Instructions for the task: Lines below that hold the word "injuries" must be copied in full.

Data to process:
****************

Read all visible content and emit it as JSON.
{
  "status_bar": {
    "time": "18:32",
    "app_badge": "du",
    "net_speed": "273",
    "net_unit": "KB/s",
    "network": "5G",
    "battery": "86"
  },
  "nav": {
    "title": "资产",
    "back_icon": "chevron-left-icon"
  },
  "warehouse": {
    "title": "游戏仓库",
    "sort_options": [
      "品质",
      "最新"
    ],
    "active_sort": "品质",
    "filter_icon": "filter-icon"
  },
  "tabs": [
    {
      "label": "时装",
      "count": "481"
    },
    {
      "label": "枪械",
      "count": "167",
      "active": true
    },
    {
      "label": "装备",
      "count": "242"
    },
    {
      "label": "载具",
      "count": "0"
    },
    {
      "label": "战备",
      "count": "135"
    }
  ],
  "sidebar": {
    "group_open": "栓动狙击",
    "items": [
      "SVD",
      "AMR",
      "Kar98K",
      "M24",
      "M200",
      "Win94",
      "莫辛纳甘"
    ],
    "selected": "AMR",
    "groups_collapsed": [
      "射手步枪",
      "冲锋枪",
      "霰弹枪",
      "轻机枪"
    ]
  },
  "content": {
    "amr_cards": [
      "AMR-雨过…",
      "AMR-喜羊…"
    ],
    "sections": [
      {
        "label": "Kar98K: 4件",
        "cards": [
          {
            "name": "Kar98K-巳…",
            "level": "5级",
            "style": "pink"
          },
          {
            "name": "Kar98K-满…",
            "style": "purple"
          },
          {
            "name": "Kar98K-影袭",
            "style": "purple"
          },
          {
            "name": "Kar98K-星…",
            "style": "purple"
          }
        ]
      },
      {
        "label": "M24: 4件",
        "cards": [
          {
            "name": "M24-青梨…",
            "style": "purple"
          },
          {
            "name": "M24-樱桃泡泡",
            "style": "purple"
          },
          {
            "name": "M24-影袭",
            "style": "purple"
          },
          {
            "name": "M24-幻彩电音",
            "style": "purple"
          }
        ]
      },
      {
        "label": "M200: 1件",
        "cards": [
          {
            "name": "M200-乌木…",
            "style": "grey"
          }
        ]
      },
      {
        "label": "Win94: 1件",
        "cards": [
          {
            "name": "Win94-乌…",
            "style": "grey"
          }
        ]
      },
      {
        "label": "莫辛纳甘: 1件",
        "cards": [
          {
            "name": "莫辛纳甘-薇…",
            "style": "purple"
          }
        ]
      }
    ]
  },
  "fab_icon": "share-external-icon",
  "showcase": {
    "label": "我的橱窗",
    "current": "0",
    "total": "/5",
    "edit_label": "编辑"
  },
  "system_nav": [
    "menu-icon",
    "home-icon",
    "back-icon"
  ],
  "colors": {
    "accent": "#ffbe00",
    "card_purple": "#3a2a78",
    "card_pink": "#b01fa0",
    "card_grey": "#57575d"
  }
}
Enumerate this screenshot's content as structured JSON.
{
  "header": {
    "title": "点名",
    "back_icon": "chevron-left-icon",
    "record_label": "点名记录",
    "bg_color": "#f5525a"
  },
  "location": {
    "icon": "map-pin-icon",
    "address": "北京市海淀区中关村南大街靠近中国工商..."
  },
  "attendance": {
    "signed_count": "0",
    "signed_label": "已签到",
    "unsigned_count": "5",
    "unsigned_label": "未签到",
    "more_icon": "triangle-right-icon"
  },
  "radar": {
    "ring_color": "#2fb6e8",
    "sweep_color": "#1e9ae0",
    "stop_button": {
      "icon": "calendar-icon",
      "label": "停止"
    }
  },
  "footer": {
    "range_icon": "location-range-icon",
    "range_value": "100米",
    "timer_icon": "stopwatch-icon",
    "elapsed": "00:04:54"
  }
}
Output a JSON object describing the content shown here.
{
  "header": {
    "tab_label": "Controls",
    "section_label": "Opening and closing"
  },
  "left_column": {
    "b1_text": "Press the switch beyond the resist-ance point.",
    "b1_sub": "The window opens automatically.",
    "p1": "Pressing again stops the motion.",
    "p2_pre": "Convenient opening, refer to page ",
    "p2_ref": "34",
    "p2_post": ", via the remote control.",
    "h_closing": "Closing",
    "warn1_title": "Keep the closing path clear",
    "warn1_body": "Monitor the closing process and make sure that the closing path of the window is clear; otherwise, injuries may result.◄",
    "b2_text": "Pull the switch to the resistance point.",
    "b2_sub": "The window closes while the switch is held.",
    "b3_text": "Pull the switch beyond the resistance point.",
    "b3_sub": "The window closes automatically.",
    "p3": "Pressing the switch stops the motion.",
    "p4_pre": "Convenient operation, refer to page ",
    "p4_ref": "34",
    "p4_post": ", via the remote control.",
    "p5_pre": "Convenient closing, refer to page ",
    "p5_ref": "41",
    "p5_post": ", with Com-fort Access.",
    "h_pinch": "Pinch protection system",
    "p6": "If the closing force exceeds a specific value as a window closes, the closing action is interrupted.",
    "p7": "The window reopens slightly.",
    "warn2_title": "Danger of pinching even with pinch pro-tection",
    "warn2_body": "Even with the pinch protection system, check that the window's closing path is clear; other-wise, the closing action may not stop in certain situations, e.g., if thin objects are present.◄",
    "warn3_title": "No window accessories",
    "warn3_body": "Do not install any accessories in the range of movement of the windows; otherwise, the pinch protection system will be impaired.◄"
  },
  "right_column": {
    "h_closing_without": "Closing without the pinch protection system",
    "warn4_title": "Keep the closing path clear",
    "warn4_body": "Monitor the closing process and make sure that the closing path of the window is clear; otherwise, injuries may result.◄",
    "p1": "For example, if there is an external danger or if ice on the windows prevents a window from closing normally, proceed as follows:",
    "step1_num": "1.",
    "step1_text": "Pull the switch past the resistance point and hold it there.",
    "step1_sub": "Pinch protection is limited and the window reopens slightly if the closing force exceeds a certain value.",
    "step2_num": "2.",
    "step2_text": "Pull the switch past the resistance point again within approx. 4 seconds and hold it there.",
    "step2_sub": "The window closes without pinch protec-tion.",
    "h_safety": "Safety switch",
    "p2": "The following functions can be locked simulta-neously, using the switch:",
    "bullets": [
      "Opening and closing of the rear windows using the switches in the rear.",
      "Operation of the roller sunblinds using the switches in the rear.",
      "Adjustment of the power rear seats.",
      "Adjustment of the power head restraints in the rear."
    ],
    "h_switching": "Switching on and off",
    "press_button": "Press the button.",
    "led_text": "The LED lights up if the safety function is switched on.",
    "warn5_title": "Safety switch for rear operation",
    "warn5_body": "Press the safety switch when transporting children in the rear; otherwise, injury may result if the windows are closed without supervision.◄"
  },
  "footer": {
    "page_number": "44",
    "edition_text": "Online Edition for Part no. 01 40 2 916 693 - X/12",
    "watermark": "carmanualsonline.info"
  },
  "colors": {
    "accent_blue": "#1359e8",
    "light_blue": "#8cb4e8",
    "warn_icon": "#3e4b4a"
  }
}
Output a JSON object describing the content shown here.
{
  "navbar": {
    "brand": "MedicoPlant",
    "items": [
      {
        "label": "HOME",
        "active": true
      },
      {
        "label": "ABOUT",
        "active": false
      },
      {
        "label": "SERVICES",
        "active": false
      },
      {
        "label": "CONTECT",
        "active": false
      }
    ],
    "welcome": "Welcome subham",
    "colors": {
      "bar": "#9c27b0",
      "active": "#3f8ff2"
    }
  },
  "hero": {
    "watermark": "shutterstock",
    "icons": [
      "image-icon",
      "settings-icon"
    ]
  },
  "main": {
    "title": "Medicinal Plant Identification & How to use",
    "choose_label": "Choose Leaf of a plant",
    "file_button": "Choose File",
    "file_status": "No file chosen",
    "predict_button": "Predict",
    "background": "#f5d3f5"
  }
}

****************

Reply:
    "warn1_body": "Monitor the closing process and make sure that the closing path of the window is clear; otherwise, injuries may result.◄",
    "warn4_body": "Monitor the closing process and make sure that the closing path of the window is clear; otherwise, injuries may result.◄",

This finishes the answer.